# WHAT THE EXERCISE ASKS
Would you copy each line of the data below that has "selected"?

--- INPUT DATA Enclosed Below ---

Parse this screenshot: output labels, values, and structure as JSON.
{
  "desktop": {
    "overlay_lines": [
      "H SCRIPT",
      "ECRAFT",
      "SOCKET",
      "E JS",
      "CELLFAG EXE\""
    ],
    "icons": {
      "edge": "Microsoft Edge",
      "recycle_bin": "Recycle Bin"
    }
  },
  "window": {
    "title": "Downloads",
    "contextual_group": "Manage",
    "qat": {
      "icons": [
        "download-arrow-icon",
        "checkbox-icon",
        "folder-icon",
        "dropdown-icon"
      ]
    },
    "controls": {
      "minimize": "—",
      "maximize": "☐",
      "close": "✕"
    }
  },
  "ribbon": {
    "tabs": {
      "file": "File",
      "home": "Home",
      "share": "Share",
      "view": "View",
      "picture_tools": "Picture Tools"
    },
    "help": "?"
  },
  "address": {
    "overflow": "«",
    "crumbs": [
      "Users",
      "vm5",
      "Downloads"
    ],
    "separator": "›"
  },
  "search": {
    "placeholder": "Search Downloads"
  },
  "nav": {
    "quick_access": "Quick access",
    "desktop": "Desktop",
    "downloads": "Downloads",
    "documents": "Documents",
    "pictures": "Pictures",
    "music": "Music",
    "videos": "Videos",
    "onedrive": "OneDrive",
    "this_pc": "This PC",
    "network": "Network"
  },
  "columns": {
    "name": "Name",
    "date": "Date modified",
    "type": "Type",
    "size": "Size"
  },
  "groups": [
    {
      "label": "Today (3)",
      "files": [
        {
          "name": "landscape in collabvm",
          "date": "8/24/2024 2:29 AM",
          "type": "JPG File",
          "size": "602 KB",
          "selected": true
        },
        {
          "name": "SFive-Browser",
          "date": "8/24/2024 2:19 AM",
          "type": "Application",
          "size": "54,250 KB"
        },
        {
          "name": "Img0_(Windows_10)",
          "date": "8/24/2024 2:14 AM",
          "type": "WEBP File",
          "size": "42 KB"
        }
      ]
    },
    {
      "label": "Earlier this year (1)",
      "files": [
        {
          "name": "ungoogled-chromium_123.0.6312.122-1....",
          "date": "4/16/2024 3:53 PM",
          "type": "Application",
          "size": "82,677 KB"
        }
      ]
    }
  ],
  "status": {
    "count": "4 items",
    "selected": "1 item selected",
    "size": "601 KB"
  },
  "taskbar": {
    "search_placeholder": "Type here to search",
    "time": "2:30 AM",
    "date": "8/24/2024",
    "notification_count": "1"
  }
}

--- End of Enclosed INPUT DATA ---

# ANSWER FOR THIS EXERCISE
          "selected": true
    "selected": "1 item selected",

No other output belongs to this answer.